We are now entering what might be called the second generation of the performative in linguistic anthropology, one that promises to mimic its earlier uptake, as language and gender scholars, inspired by gender theorist Judith Butler's notion of "performativity," seek to ground her philosophical claims in more localized, ethnographic accounts of diverse communities of practice. Butler's argument that gender works as a performative, constituting the very act that it performs, is, as linguists such as Anna livia, Deborah Cameron, Mary Bucholtz, and myself have pointed out, a promising idea for discourse analysis, as it leads us away from sociolinguistic approaches to identity that view the way we talk as directly indexing a prediscursive self. To a poststructuralist like Butler, there is no prediscursive identity, as even our understanding of biological sex is discursively produced. This perspective puts more weight on the speech event itself, requiring us to examine how speakers manipulate ideologies of feminine and masculine speech in the ongoing production of gendered selves. Still, it must be stated that Butler, like her poststructuralist predecessors, largely discounts the emergent properties of gendered acts and the agency of the subjects that perform them, focusing primarily on the repetitive nature of gender. For Butler, there is no agency in the sense of a voluntarist subject, as actors are little more than ventriloquists, iterating the gendered acts that have come before them. The only way out of this performative trap is resignification, which if done appropriately (and Butler points to the recent in-group reclaiming of the word "queer" here as well as drag performance) can turn this iterability on its ugly head and betray its constructed nature. It remains to be seen how linguistic anthropologists will reconcile Butler's theory with an ethnographic understanding of context and the diverse conceptualization of agency that comes with it, but we can be certain that Austin's performative will continue to enliven our field in unexpected ways well into the next century. (See also act, agency, functions, gender, healing, humor, music, names, narrative, orality, oratory, power, theater)
Bibliography Austin, John L. 1962 How To Do Things with Words.
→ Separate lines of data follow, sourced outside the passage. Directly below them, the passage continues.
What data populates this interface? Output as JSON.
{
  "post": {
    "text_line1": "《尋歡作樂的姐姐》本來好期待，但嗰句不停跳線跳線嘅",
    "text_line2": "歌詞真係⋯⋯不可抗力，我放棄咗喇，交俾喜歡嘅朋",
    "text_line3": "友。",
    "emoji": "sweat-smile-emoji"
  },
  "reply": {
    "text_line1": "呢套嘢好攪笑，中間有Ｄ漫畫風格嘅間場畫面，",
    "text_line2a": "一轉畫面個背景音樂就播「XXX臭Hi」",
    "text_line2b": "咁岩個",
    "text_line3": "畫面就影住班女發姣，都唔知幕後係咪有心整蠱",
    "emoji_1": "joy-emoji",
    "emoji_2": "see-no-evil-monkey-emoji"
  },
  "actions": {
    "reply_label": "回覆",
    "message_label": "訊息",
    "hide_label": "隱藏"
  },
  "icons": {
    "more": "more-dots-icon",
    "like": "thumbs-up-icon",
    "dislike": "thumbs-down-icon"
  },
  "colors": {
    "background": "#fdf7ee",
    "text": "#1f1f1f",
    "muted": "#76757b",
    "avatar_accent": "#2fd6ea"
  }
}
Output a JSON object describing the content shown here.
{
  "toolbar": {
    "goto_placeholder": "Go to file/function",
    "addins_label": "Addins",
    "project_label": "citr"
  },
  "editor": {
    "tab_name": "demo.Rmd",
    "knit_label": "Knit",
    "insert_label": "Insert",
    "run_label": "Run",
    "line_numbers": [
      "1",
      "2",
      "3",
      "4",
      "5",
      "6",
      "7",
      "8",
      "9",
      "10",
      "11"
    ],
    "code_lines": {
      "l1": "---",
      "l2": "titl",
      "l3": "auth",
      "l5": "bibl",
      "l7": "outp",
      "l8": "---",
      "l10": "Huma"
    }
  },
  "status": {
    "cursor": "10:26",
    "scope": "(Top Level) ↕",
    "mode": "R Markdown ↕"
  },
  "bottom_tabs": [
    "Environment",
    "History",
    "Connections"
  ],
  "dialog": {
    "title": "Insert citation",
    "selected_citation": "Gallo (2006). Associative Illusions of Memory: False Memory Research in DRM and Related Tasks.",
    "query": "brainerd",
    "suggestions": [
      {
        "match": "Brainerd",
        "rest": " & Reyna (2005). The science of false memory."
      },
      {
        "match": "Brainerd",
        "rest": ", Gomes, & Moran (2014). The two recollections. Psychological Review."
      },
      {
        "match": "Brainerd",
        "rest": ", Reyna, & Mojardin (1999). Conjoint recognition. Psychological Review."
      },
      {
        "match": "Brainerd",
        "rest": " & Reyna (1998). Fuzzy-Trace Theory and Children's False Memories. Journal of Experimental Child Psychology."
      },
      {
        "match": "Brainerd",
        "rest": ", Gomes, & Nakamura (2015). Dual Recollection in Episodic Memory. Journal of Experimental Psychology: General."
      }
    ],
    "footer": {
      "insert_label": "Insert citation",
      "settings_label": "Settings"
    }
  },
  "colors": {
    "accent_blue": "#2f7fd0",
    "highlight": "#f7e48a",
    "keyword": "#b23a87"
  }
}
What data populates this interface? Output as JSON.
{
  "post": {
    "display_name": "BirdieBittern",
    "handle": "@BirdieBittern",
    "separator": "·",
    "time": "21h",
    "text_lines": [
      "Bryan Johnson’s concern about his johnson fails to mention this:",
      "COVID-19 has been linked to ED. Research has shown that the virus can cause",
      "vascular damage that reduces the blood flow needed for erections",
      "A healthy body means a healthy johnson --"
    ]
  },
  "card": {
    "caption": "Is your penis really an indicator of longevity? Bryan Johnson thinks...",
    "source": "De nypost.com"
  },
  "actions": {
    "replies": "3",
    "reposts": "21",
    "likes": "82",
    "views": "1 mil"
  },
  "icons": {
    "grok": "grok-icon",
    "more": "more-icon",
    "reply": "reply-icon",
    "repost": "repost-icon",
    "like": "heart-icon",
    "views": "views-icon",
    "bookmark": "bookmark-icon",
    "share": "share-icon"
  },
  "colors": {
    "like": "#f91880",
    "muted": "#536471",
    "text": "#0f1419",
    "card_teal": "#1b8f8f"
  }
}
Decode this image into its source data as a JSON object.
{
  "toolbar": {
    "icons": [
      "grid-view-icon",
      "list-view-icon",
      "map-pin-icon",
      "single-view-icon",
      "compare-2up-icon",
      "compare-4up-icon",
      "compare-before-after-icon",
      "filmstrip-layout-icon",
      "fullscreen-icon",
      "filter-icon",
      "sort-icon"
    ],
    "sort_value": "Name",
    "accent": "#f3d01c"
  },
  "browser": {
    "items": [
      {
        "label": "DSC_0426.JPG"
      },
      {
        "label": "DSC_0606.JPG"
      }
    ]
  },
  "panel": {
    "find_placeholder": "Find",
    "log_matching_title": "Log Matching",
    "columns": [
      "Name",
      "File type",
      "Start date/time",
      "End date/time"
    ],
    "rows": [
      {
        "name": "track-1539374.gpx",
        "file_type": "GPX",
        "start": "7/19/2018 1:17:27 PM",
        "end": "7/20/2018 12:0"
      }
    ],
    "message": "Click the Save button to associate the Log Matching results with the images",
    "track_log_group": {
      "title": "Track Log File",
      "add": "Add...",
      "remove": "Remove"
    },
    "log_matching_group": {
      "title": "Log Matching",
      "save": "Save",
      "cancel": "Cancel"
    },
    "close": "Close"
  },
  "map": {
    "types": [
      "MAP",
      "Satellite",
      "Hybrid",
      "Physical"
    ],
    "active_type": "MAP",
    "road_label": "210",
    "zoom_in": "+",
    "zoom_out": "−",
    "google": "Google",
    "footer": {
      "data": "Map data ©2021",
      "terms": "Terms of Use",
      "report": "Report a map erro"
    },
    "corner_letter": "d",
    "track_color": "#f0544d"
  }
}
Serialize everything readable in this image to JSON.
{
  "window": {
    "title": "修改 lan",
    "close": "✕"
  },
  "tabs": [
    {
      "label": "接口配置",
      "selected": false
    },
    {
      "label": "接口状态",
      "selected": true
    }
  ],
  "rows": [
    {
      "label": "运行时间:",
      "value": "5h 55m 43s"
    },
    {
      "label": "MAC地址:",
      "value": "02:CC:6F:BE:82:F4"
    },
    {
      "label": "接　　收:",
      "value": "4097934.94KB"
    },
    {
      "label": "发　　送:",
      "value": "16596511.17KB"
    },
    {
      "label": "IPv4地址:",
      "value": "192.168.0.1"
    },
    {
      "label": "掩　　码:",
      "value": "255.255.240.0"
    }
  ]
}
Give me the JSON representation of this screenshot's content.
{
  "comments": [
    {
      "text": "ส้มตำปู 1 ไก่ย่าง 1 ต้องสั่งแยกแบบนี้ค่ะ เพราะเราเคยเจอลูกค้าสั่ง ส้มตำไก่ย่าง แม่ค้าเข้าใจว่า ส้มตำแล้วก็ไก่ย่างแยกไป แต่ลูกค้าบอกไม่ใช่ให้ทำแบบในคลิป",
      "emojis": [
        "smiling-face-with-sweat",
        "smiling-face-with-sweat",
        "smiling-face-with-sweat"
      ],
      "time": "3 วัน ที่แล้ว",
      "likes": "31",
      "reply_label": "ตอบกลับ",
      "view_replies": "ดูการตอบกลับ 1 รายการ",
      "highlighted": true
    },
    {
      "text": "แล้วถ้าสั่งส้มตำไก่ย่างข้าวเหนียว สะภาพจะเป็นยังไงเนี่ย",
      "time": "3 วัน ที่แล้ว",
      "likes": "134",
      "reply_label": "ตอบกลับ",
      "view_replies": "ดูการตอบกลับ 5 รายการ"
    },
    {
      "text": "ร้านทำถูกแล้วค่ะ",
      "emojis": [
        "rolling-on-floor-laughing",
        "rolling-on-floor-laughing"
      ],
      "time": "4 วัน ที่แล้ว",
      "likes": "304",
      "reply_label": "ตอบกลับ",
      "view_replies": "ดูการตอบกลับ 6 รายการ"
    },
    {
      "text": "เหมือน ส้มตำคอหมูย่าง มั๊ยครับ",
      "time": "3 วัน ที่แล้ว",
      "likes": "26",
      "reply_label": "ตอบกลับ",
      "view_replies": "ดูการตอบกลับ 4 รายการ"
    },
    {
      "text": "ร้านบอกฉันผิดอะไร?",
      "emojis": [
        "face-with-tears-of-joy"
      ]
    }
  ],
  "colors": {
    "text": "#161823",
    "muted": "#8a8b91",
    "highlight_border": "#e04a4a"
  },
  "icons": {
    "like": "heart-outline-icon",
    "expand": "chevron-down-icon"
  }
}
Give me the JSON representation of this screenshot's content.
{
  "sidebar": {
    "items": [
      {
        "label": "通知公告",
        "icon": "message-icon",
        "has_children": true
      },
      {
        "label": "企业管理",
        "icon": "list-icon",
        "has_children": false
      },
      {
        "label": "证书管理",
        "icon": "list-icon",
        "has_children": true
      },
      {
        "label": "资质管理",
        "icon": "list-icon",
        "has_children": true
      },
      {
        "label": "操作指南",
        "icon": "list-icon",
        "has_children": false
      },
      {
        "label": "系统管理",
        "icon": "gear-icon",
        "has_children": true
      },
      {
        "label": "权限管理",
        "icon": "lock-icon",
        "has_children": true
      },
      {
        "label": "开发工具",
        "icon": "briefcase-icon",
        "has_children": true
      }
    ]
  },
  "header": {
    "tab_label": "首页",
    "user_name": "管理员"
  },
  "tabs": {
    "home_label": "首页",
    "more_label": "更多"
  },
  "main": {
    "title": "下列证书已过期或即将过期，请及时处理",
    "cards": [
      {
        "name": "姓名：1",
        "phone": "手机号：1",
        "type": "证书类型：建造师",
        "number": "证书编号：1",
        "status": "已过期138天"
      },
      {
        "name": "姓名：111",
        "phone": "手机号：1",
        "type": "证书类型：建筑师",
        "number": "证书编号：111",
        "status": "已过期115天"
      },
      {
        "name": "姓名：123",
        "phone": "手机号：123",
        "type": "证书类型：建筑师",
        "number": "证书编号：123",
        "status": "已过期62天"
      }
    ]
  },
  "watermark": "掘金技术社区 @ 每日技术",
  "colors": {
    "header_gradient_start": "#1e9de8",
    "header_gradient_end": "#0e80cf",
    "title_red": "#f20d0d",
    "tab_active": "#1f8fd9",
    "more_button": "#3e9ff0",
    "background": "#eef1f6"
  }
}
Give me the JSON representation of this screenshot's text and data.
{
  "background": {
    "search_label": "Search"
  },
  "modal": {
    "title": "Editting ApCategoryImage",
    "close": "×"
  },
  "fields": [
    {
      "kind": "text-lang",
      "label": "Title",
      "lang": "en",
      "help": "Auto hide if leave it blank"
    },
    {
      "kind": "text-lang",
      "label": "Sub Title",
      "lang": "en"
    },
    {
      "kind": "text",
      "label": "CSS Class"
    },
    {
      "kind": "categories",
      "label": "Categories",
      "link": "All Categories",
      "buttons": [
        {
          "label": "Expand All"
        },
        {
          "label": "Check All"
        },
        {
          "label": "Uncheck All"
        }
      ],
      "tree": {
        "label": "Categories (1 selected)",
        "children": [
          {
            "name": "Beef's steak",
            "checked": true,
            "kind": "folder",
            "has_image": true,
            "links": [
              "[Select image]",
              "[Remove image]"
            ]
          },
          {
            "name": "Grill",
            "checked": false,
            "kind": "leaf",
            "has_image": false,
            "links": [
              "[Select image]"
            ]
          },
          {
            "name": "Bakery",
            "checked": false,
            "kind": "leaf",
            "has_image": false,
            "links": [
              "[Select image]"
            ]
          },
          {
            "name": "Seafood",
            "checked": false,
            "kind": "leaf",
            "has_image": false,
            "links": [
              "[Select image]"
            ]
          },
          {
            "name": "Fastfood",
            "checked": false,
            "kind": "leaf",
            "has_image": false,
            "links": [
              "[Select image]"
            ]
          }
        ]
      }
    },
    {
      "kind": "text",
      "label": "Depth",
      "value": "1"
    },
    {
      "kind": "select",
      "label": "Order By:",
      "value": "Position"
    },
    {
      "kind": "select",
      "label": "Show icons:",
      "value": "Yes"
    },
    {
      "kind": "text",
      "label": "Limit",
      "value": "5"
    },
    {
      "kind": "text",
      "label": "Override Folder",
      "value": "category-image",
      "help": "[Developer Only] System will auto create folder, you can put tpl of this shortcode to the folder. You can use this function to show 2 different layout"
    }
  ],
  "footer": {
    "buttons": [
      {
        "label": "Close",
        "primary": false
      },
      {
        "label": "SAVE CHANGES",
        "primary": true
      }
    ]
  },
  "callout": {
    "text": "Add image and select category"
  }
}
Cambridge, MA: Harvard University Press. Bauman, Richard, and Charles L. Briggs 1990 Poetics and Performance as Critical Perspectives on Language and Social Life. Annual Review of Anthropology 19:59-88. Butler, Judith 1990 Gender Trouble: Feminism and the Subversion of Identity. New York: Routledge. Cameron, Deborah 1997 The Language-Gender Interface: Challenging Co-optation. In Rethinking Language and Gender Research: Theory and Practice. Victoria L. Bergvall, Janet M. Bing, and Alice F. Freed, eds. Pp. 31-49. London: Longman. Finnegan, Ruth 1969 How To Do Things with Words: Performative Utterances among the Limba of Sierra Leone. Man 4:537-552.
Foster, Michael 1989 When Words Become Deeds: An Analysis of Three Iroquois Longhouse Speech Events. In Explorations in the Ethnography of Speaking. 2nd ed. Richard Bauman and Joel Sherzer, eds. Pp. 354-367. Cambridge: Cambridge University Press. Hymes, Dell 1975 Breakthrough into Performance. In Folklore: Performance and Communication. D. Ben-Amos and K. S. Goldstein, eds. Pp. 1-74. Livia, Anna, and Kira Hall 1997 "It's a Girl!" Bringing Performativity back to Linguistics. In Queerly Phrased: Language, Gender, and Sexuality. Anna Livia and Kira Hall, eds. Pp. 3-18. New York: Oxford University Press. Rosaldo, Michelle Z. 1982 The Things We Do with Words: Ilongot Speech Acts and Speech Act Theory in Philosophy. Language in Society 11:203-235. Tambiah,S.J. 1979 A Performative Approach to Ritual. Proceedings of the British Academy 65. London: Oxford University Press. Turner, Victor 1984 Liminality and Performative Genres. In Rite, Drama, Festival, Spectacle: Rehearsals toward a Theory of Cultural Performance. J. J. MacAloon, ed. Pp. 19-41. Philadelphia: Institute for the Study of Human Issues. Department of Anthropology 51 Hillhouse Avenue Yale University New Haven, CT 06520-8277 [email protected]